**PROMPT**
Could you repeat the whole listing below exactly, omitting any picture it holds?

**EXTRACTED INFORMATION**

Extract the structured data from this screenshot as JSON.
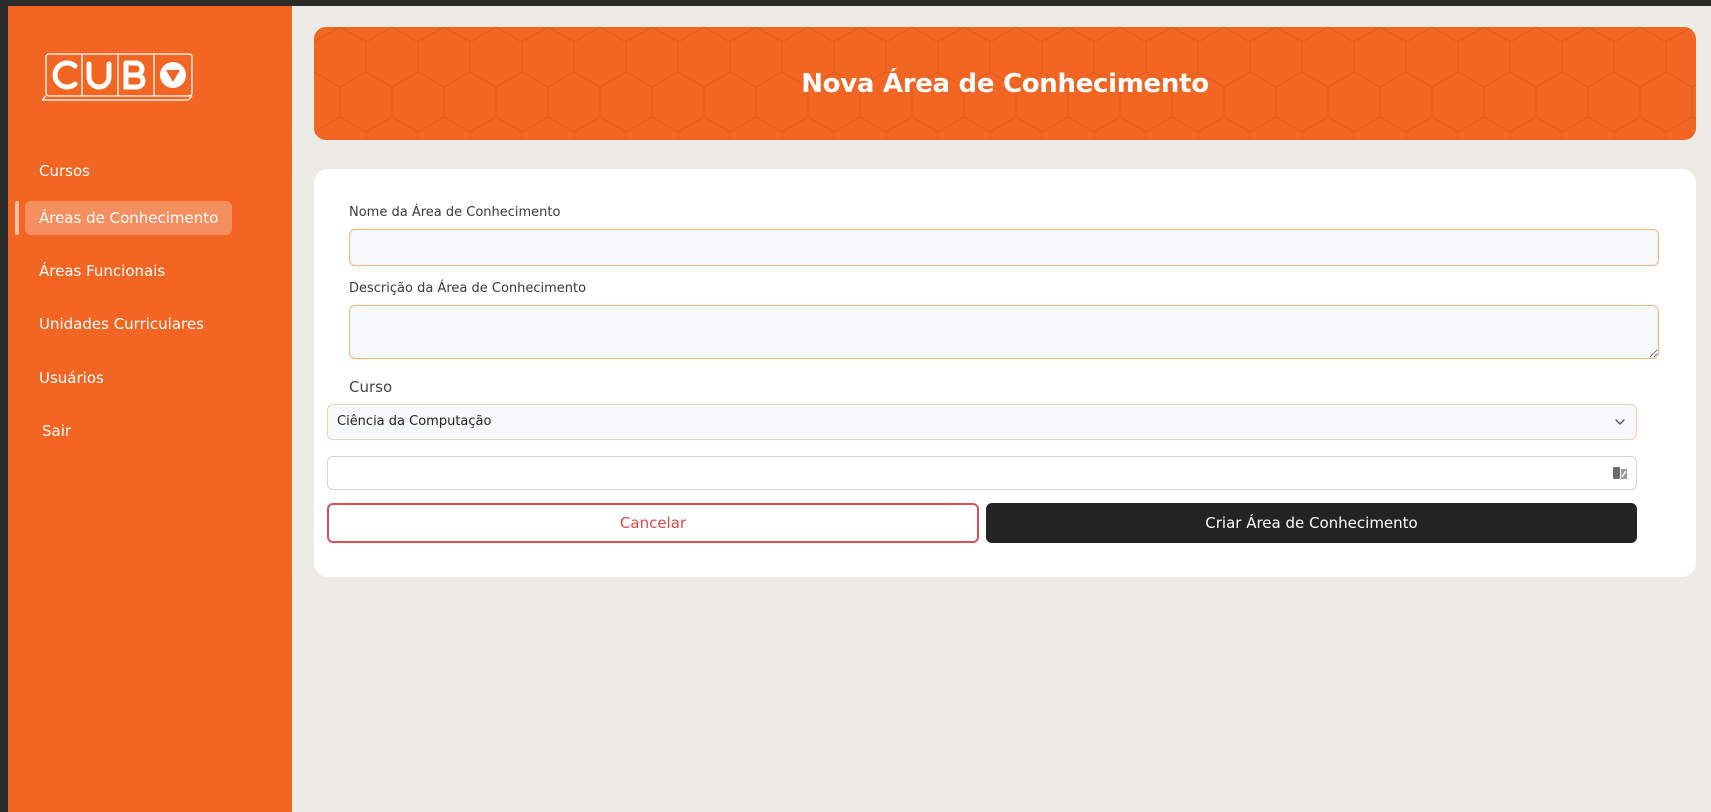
{
  "sidebar": {
    "logo_text": "CUBO",
    "items": [
      {
        "label": "Cursos"
      },
      {
        "label": "Áreas de Conhecimento",
        "active": true
      },
      {
        "label": "Áreas Funcionais"
      },
      {
        "label": "Unidades Curriculares"
      },
      {
        "label": "Usuários"
      },
      {
        "label": "Sair"
      }
    ]
  },
  "header": {
    "title": "Nova Área de Conhecimento"
  },
  "form": {
    "name_label": "Nome da Área de Conhecimento",
    "name_value": "",
    "description_label": "Descrição da Área de Conhecimento",
    "description_value": "",
    "course_label": "Curso",
    "course_selected": "Ciência da Computação",
    "file_value": "",
    "file_icon": "autofill-icon",
    "cancel_label": "Cancelar",
    "create_label": "Criar Área de Conhecimento"
  },
  "colors": {
    "brand_orange": "#f26522",
    "dark_button": "#232323",
    "cancel_red": "#d9505a",
    "page_bg": "#edebe6"
  }
}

**EXERCISE RESULT**
Extract the structured data from this screenshot as JSON.
{
  "sidebar": {
    "logo_text": "CUBO",
    "items": [
      {
        "label": "Cursos"
      },
      {
        "label": "Áreas de Conhecimento",
        "active": true
      },
      {
        "label": "Áreas Funcionais"
      },
      {
        "label": "Unidades Curriculares"
      },
      {
        "label": "Usuários"
      },
      {
        "label": "Sair"
      }
    ]
  },
  "header": {
    "title": "Nova Área de Conhecimento"
  },
  "form": {
    "name_label": "Nome da Área de Conhecimento",
    "name_value": "",
    "description_label": "Descrição da Área de Conhecimento",
    "description_value": "",
    "course_label": "Curso",
    "course_selected": "Ciência da Computação",
    "file_value": "",
    "file_icon": "autofill-icon",
    "cancel_label": "Cancelar",
    "create_label": "Criar Área de Conhecimento"
  },
  "colors": {
    "brand_orange": "#f26522",
    "dark_button": "#232323",
    "cancel_red": "#d9505a",
    "page_bg": "#edebe6"
  }
}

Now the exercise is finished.